KYLIEBYTES: What can we do about the digital divide?

14.5 million Americans cannot access the Internet

Kylie Robison

I’m Kylie Robison and this is KYLIEBYTES, a column where I talk about technology and its impact on society. Follow me on Twitter @kylie_robison for more.

The idea of Wi-Fi being a fundamental right was once laughable, but now that almost all operations are virtual, millions of students are struggling to obtain their education and internet access is more essential than ever. 

According to the U.N., almost half of the world’s population has no access to the internet. This is especially prevalent in rural America, where the Federal Communications Commission estimates one in four students are unable to learn online, and overall, 14.5 million people still lack service.

We need to move forward with universal broadband, fast, or we risk widening the digital divide at a historic rate.

Universal broadband is the idea that the government assumes responsibility for providing reliable Wi-Fi, and the digital divide refers to unequal access to technology and the education required to understand and utilize it. 

California has been working hard to lead the way on universal broadband. Legislators have introduced Senate Bill 1130, which is working to deploy high-speed, fiber-optic networks in California, and Assembly Bill 570, which would prioritize upgrading the existing, slower networks to save costs.

Many schools, such as Sacramento State, are providing solutions such as long-term laptop rentals and drive-in Wi-Fi to help aid those who need it most. These solutions are only temporary, and it’s important that we figure out long-term answers, because the coronavirus pandemic is showing few signs of improvement.

Closing the digital divide starts with universal broadband. Unequal access to education comes in many forms, but when we’re ordered to stay inside, high-speed internet access becomes the most essential tool. The longer we wait to provide access, the farther we fall behind on closing the divide.

In turn, universal broadband starts with implementing fiber networks. The problem with AB 570 is that it pushes to spend millions on painfully slow network speeds – 25/3 Mbps for low-income and rural areas according to the Electronic Frontier Foundation – when online learning requires much faster rates. Implementing such networks would be a waste of money and deprive the citizens of California of the essential infrastructure they pay for.

The modern solution, fiber networks, transmit large volumes of traffic at far higher speeds than the traditional copper cabling that AB 570 is proposing to implement. With a statewide tax rate of 7.25% in California, there is no reason our government cannot afford to provide this necessary infrastructure. It could be because they spent $57,000 on a fake Christmas tree, loaned one of its city executives $1.4 million to buy a luxury home or spent $19.7 million on artwork during an 11-year period, according to The Californian

As the nation’s tech capital, California has only installed fiber-optics for 33.9% of its population. 
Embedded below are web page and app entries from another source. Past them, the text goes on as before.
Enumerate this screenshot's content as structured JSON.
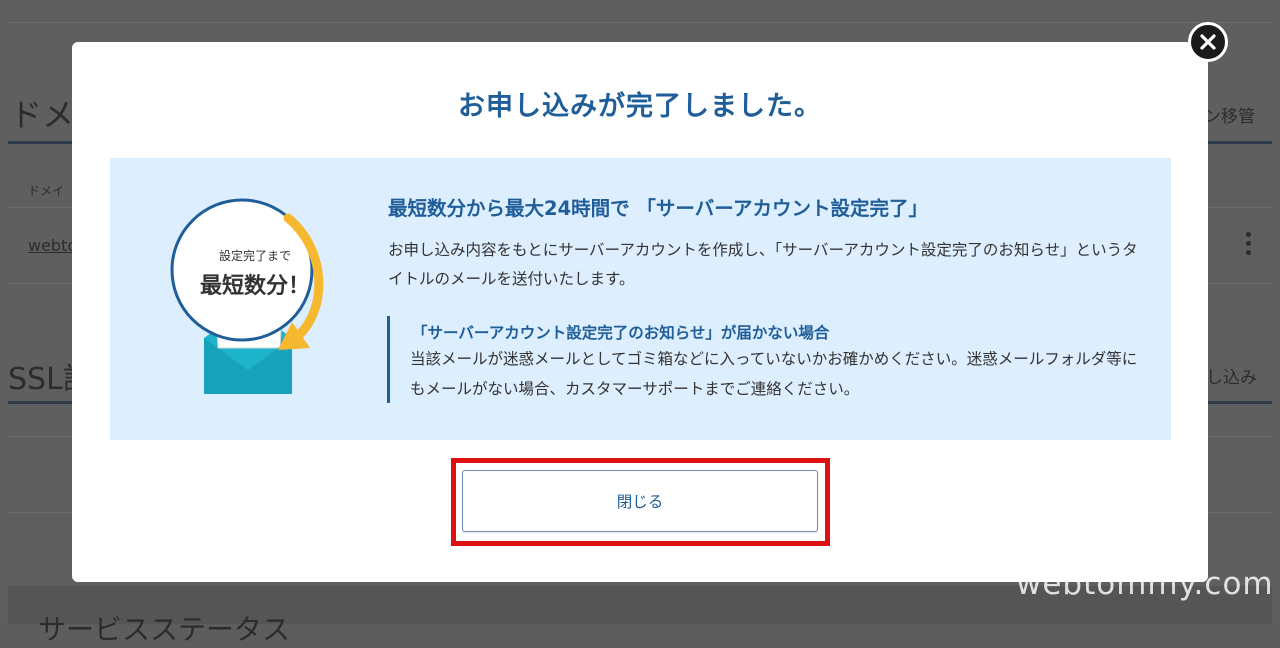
{
  "background": {
    "domain_section": "ドメ",
    "domain_column": "ドメイ",
    "domain_row": "webto",
    "domain_transfer": "ン移管",
    "ssl_section": "SSL設",
    "ssl_apply": "し込み",
    "footer_section": "サービスステータス"
  },
  "modal": {
    "title": "お申し込みが完了しました。",
    "illustration": {
      "badge_line1": "設定完了まで",
      "badge_line2": "最短数分！"
    },
    "heading": "最短数分から最大24時間で 「サーバーアカウント設定完了」",
    "body": "お申し込み内容をもとにサーバーアカウントを作成し、「サーバーアカウント設定完了のお知らせ」というタイトルのメールを送付いたします。",
    "notice_title": "「サーバーアカウント設定完了のお知らせ」が届かない場合",
    "notice_body": "当該メールが迷惑メールとしてゴミ箱などに入っていないかお確かめください。迷惑メールフォルダ等にもメールがない場合、カスタマーサポートまでご連絡ください。",
    "close_button_label": "閉じる"
  },
  "watermark": "webtommy.com",
  "colors": {
    "accent": "#1f5e99",
    "panel": "#ddeeff",
    "highlight": "#dd1111",
    "envelope": "#1eb5cc",
    "arrow": "#f5b82e"
  }
}
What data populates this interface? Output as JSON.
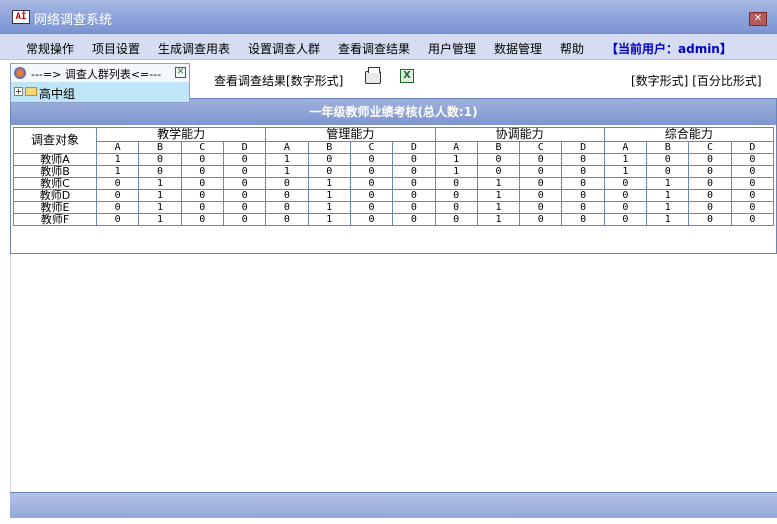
{
  "window": {
    "title": "网络调查系统",
    "icon_text": "Aİ"
  },
  "menu": {
    "items": [
      "常规操作",
      "项目设置",
      "生成调查用表",
      "设置调查人群",
      "查看调查结果",
      "用户管理",
      "数据管理",
      "帮助"
    ],
    "current_user": "【当前用户：admin】"
  },
  "group_panel": {
    "title": "---=> 调查人群列表<=---",
    "tree_item": "高中组"
  },
  "toolbar": {
    "view_label": "查看调查结果[数字形式]",
    "format_number": "[数字形式]",
    "format_percent": "[百分比形式]"
  },
  "table": {
    "title": "一年级教师业绩考核(总人数:1)",
    "object_header": "调查对象",
    "categories": [
      "教学能力",
      "管理能力",
      "协调能力",
      "综合能力"
    ],
    "grades": [
      "A",
      "B",
      "C",
      "D"
    ],
    "rows": [
      {
        "name": "教师A",
        "values": [
          1,
          0,
          0,
          0,
          1,
          0,
          0,
          0,
          1,
          0,
          0,
          0,
          1,
          0,
          0,
          0
        ]
      },
      {
        "name": "教师B",
        "values": [
          1,
          0,
          0,
          0,
          1,
          0,
          0,
          0,
          1,
          0,
          0,
          0,
          1,
          0,
          0,
          0
        ]
      },
      {
        "name": "教师C",
        "values": [
          0,
          1,
          0,
          0,
          0,
          1,
          0,
          0,
          0,
          1,
          0,
          0,
          0,
          1,
          0,
          0
        ]
      },
      {
        "name": "教师D",
        "values": [
          0,
          1,
          0,
          0,
          0,
          1,
          0,
          0,
          0,
          1,
          0,
          0,
          0,
          1,
          0,
          0
        ]
      },
      {
        "name": "教师E",
        "values": [
          0,
          1,
          0,
          0,
          0,
          1,
          0,
          0,
          0,
          1,
          0,
          0,
          0,
          1,
          0,
          0
        ]
      },
      {
        "name": "教师F",
        "values": [
          0,
          1,
          0,
          0,
          0,
          1,
          0,
          0,
          0,
          1,
          0,
          0,
          0,
          1,
          0,
          0
        ]
      }
    ]
  },
  "icons": {
    "app": "app-icon",
    "close": "close-icon",
    "group": "user-group-icon",
    "folder": "folder-icon",
    "print": "printer-icon",
    "excel": "excel-icon"
  },
  "colors": {
    "titlebar": "#8ea4dc",
    "menubar": "#d6ddf2",
    "user_text": "#0000c8",
    "table_border": "#6a86b6",
    "tree_selected": "#bfe6f6"
  }
}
Currently, Google Fiber’s nationwide expansion plans to be $3,000–$8,000 per home. Let’s do the math. There are 11,502,870 homes in the state of California. If 66.1% of homes do not have installed fiber-optics, it would cost California between $22 billion and $60 billion to cover 100% of its citizens. For reference, California spends more than $320 billion per year.
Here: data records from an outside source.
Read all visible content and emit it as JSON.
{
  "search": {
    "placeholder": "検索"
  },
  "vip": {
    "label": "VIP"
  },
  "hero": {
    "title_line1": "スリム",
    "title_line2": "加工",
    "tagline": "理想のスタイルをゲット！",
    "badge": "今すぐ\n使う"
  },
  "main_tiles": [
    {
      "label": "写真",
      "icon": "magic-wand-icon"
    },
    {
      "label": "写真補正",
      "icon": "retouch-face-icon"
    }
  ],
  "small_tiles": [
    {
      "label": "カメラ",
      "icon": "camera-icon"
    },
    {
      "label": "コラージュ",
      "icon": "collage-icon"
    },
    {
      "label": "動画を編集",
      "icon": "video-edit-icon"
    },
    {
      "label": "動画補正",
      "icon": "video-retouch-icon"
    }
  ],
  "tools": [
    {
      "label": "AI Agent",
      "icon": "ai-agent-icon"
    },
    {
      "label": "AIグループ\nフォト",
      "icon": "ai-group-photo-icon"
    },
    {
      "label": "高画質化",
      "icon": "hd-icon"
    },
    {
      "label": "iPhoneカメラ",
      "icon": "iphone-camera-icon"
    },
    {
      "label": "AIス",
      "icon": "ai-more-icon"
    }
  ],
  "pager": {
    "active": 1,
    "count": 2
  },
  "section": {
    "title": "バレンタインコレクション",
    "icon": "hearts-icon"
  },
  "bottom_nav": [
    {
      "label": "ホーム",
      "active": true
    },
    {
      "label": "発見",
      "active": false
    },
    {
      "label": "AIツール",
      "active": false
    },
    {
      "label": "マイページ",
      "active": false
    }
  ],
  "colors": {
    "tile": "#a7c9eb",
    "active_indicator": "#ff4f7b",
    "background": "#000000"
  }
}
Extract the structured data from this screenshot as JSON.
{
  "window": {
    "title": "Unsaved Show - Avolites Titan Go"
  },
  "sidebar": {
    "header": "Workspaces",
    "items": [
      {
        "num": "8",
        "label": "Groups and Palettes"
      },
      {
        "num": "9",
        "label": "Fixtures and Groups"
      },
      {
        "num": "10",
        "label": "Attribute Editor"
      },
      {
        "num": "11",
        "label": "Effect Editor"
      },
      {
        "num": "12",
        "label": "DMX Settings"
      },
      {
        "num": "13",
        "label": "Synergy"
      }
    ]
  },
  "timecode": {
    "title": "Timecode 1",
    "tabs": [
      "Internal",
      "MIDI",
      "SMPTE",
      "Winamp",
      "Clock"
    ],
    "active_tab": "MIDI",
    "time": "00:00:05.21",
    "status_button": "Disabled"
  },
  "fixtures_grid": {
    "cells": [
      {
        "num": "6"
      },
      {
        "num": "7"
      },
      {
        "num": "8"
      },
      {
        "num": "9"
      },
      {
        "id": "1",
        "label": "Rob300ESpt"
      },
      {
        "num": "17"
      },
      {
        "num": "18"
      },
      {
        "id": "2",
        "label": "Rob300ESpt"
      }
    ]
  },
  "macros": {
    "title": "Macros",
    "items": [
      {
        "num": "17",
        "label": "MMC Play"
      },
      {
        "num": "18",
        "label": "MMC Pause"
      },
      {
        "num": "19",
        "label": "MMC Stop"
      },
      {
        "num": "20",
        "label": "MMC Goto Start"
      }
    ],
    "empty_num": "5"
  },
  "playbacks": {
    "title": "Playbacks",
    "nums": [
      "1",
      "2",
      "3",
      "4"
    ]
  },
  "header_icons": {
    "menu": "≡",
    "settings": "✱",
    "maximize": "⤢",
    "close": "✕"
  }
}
Not every Californian requires high-speed internet access. The point is, it’s entirely possible for every citizen to have equal access, and it’s necessary to provide that opportunity for all.
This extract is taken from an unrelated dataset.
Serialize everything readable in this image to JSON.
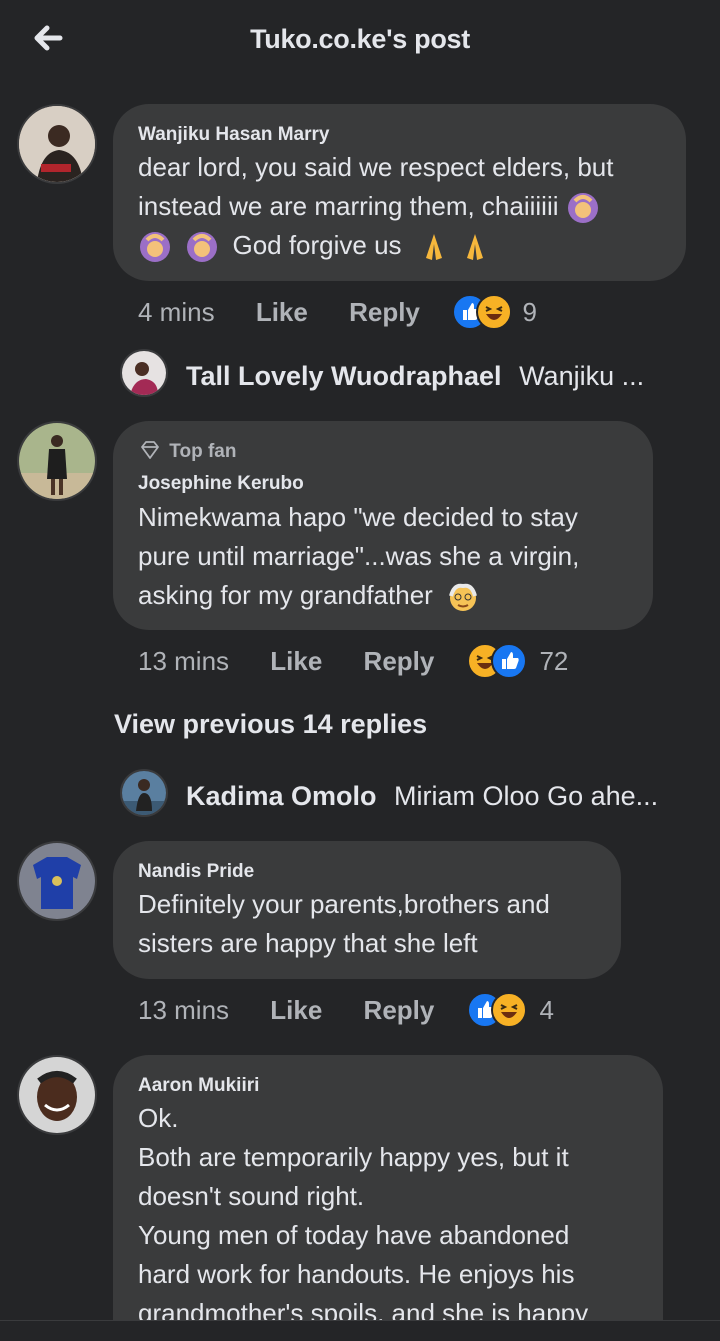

So why exactly are we stalling on universal broadband? Many students are unable to access their right to education without dependable Wi-Fi. The coronavirus is showing no signs of subsiding, and a once ridiculous proposition quickly became as serious as the pandemic itself.

As a student, I’m tired of politics and lobbyists. My peers shouldn’t have to sit in a parking garage to attend our class, and that’s really all there is to it. Obtaining an equal education is already affected by economic status to a great extent. In already unfair circumstances, the digital divide feels like kicking people while they are down.

The world is changing fast around us, and adapting to this new normal is hard enough. High-speed internet access is no longer a luxury, it is the only way to avoid the coronavirus, continue your education, and find a career. Everyone deserves equal access to reliable broadband, and time is running out.